§ Work order: Exact copies of all the records are the expected output.

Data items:
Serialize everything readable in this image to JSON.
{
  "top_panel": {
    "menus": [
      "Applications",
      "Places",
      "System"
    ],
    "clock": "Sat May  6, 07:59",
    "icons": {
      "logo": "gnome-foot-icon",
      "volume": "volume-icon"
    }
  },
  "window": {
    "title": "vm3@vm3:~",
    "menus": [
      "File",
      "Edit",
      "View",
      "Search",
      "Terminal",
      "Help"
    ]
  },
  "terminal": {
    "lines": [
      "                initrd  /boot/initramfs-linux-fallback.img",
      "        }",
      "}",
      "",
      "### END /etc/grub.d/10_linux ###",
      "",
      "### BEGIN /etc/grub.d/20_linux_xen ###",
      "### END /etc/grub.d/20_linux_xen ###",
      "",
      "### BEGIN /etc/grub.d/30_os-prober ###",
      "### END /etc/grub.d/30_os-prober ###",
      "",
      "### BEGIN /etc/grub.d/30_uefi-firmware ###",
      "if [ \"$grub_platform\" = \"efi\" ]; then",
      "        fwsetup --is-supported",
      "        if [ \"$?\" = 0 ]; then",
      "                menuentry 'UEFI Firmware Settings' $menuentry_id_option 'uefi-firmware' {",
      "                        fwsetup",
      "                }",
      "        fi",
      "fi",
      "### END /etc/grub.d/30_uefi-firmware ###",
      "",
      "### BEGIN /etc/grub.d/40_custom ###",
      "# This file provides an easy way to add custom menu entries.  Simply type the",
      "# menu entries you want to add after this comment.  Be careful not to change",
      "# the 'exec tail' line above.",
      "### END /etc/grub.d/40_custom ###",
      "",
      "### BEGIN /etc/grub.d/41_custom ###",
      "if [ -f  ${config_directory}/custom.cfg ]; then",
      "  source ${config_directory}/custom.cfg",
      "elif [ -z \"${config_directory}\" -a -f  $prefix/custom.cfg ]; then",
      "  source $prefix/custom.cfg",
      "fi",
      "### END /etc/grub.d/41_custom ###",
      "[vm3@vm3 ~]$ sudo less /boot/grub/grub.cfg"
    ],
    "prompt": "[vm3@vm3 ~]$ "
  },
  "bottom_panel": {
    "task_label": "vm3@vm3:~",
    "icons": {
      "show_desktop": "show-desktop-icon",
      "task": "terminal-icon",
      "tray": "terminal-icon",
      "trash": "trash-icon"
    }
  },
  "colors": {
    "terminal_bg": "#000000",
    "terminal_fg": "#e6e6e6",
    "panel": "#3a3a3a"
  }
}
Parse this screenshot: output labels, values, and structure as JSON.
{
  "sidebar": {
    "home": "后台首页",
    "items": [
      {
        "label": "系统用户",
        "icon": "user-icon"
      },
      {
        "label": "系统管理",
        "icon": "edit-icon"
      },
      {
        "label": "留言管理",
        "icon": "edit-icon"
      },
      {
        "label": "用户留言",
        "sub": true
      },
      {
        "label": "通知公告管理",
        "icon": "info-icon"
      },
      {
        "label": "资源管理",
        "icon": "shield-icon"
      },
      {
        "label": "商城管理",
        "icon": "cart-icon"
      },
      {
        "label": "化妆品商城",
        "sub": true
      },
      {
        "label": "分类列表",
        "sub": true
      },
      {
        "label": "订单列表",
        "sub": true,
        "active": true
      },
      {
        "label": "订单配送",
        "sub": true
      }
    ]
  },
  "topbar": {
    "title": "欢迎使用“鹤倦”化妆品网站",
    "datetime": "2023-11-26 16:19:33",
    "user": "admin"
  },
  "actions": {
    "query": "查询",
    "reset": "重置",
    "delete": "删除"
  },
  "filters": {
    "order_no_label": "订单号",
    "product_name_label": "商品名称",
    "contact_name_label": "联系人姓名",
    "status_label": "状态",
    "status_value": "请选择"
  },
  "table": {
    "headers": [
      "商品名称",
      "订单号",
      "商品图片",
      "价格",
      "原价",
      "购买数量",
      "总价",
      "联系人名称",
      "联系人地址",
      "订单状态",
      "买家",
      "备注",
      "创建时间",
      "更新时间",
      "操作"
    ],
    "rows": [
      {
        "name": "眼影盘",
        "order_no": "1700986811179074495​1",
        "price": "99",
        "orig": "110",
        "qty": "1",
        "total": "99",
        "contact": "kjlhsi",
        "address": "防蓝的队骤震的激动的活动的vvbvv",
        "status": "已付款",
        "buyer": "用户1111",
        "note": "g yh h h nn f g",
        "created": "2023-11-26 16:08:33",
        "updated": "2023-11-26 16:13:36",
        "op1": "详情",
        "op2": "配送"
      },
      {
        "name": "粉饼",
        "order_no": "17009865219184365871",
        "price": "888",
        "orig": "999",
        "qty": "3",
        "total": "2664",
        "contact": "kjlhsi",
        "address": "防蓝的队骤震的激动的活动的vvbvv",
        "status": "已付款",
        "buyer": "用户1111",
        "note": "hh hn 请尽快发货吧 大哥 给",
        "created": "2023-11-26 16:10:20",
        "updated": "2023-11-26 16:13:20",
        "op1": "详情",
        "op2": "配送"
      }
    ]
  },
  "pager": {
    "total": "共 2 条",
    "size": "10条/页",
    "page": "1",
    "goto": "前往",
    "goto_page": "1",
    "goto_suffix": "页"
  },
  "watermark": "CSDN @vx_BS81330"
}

§ Response:
Serialize everything readable in this image to JSON.
{
  "top_panel": {
    "menus": [
      "Applications",
      "Places",
      "System"
    ],
    "clock": "Sat May  6, 07:59",
    "icons": {
      "logo": "gnome-foot-icon",
      "volume": "volume-icon"
    }
  },
  "window": {
    "title": "vm3@vm3:~",
    "menus": [
      "File",
      "Edit",
      "View",
      "Search",
      "Terminal",
      "Help"
    ]
  },
  "terminal": {
    "lines": [
      "                initrd  /boot/initramfs-linux-fallback.img",
      "        }",
      "}",
      "",
      "### END /etc/grub.d/10_linux ###",
      "",
      "### BEGIN /etc/grub.d/20_linux_xen ###",
      "### END /etc/grub.d/20_linux_xen ###",
      "",
      "### BEGIN /etc/grub.d/30_os-prober ###",
      "### END /etc/grub.d/30_os-prober ###",
      "",
      "### BEGIN /etc/grub.d/30_uefi-firmware ###",
      "if [ \"$grub_platform\" = \"efi\" ]; then",
      "        fwsetup --is-supported",
      "        if [ \"$?\" = 0 ]; then",
      "                menuentry 'UEFI Firmware Settings' $menuentry_id_option 'uefi-firmware' {",
      "                        fwsetup",
      "                }",
      "        fi",
      "fi",
      "### END /etc/grub.d/30_uefi-firmware ###",
      "",
      "### BEGIN /etc/grub.d/40_custom ###",
      "# This file provides an easy way to add custom menu entries.  Simply type the",
      "# menu entries you want to add after this comment.  Be careful not to change",
      "# the 'exec tail' line above.",
      "### END /etc/grub.d/40_custom ###",
      "",
      "### BEGIN /etc/grub.d/41_custom ###",
      "if [ -f  ${config_directory}/custom.cfg ]; then",
      "  source ${config_directory}/custom.cfg",
      "elif [ -z \"${config_directory}\" -a -f  $prefix/custom.cfg ]; then",
      "  source $prefix/custom.cfg",
      "fi",
      "### END /etc/grub.d/41_custom ###",
      "[vm3@vm3 ~]$ sudo less /boot/grub/grub.cfg"
    ],
    "prompt": "[vm3@vm3 ~]$ "
  },
  "bottom_panel": {
    "task_label": "vm3@vm3:~",
    "icons": {
      "show_desktop": "show-desktop-icon",
      "task": "terminal-icon",
      "tray": "terminal-icon",
      "trash": "trash-icon"
    }
  },
  "colors": {
    "terminal_bg": "#000000",
    "terminal_fg": "#e6e6e6",
    "panel": "#3a3a3a"
  }
}
Parse this screenshot: output labels, values, and structure as JSON.
{
  "sidebar": {
    "home": "后台首页",
    "items": [
      {
        "label": "系统用户",
        "icon": "user-icon"
      },
      {
        "label": "系统管理",
        "icon": "edit-icon"
      },
      {
        "label": "留言管理",
        "icon": "edit-icon"
      },
      {
        "label": "用户留言",
        "sub": true
      },
      {
        "label": "通知公告管理",
        "icon": "info-icon"
      },
      {
        "label": "资源管理",
        "icon": "shield-icon"
      },
      {
        "label": "商城管理",
        "icon": "cart-icon"
      },
      {
        "label": "化妆品商城",
        "sub": true
      },
      {
        "label": "分类列表",
        "sub": true
      },
      {
        "label": "订单列表",
        "sub": true,
        "active": true
      },
      {
        "label": "订单配送",
        "sub": true
      }
    ]
  },
  "topbar": {
    "title": "欢迎使用“鹤倦”化妆品网站",
    "datetime": "2023-11-26 16:19:33",
    "user": "admin"
  },
  "actions": {
    "query": "查询",
    "reset": "重置",
    "delete": "删除"
  },
  "filters": {
    "order_no_label": "订单号",
    "product_name_label": "商品名称",
    "contact_name_label": "联系人姓名",
    "status_label": "状态",
    "status_value": "请选择"
  },
  "table": {
    "headers": [
      "商品名称",
      "订单号",
      "商品图片",
      "价格",
      "原价",
      "购买数量",
      "总价",
      "联系人名称",
      "联系人地址",
      "订单状态",
      "买家",
      "备注",
      "创建时间",
      "更新时间",
      "操作"
    ],
    "rows": [
      {
        "name": "眼影盘",
        "order_no": "1700986811179074495​1",
        "price": "99",
        "orig": "110",
        "qty": "1",
        "total": "99",
        "contact": "kjlhsi",
        "address": "防蓝的队骤震的激动的活动的vvbvv",
        "status": "已付款",
        "buyer": "用户1111",
        "note": "g yh h h nn f g",
        "created": "2023-11-26 16:08:33",
        "updated": "2023-11-26 16:13:36",
        "op1": "详情",
        "op2": "配送"
      },
      {
        "name": "粉饼",
        "order_no": "17009865219184365871",
        "price": "888",
        "orig": "999",
        "qty": "3",
        "total": "2664",
        "contact": "kjlhsi",
        "address": "防蓝的队骤震的激动的活动的vvbvv",
        "status": "已付款",
        "buyer": "用户1111",
        "note": "hh hn 请尽快发货吧 大哥 给",
        "created": "2023-11-26 16:10:20",
        "updated": "2023-11-26 16:13:20",
        "op1": "详情",
        "op2": "配送"
      }
    ]
  },
  "pager": {
    "total": "共 2 条",
    "size": "10条/页",
    "page": "1",
    "goto": "前往",
    "goto_page": "1",
    "goto_suffix": "页"
  },
  "watermark": "CSDN @vx_BS81330"
}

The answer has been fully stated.